Horner’s Syndrome

  • Caused by interruption of the ipsilateral sympathetic outflow to the head and neck.
    • Three neuron sympathetic outflow path must be intact to provide tonic output of norepinephrine at the effector cell.
      • Central cells origin in hypothalamus.
      • Axons traverse brainstem to spinal cord levels C7-T1.  Axons from intermediolateral  spinal column of the spinal cord provide 2nd step in the three-neuron arc.
      • From the spinal cord and beyond, the fibers form part of the peripheral nervous system.
        • Fibers proceed across the apex of the lung.
        • Fibers ascend to C3-C4 superior cervical ganglion, where they synapse and travel with the internal carotid artery into the cavernous sinus.
        • Sympathetic fibers join the abducens nerve, and then enter the orbit with the ophthalmic branch of the trigeminal nerve.

 

 

Horners

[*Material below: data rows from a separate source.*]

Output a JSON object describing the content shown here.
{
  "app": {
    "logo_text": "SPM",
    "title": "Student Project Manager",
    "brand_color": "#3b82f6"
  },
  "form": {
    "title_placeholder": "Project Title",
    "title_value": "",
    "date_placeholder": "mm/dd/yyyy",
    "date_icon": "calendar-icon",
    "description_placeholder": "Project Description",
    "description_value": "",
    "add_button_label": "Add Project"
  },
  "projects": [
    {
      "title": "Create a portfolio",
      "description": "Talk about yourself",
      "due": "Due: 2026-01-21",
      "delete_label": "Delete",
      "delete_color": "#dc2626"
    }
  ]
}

  • The combination of miosis and ptosis by itself is not particularly helpful in localizing the lesion.
    • It can result from lesions in the brainstem or spinal cord, damage at the lung and in the supraclavicular space, or damage to the carotid plexus along the internal carotid artery all the way to the cavernous sinus.
  • Clinical signs
    • Ptosis
      • Muller’s muscle-the sympathetically innervated retractor of the upper lid, is paralyzed in Horner’s syndrome, and this narrows the palpebral fissure.
      • The lower lid is has some sympathetically innervated fibers-causing some “upside down ptosis”
    • Miosis
      • Tiny pupil-is never intense
      • Paralysis of pupillodilator muscle causes only moderate decrease in the pupil size
    • Dilation lag
      • The slowness of the affected pupil to dilate is characteristic of Horner’s syndrome.
      • Can be of great clinical help in making the diagnosis.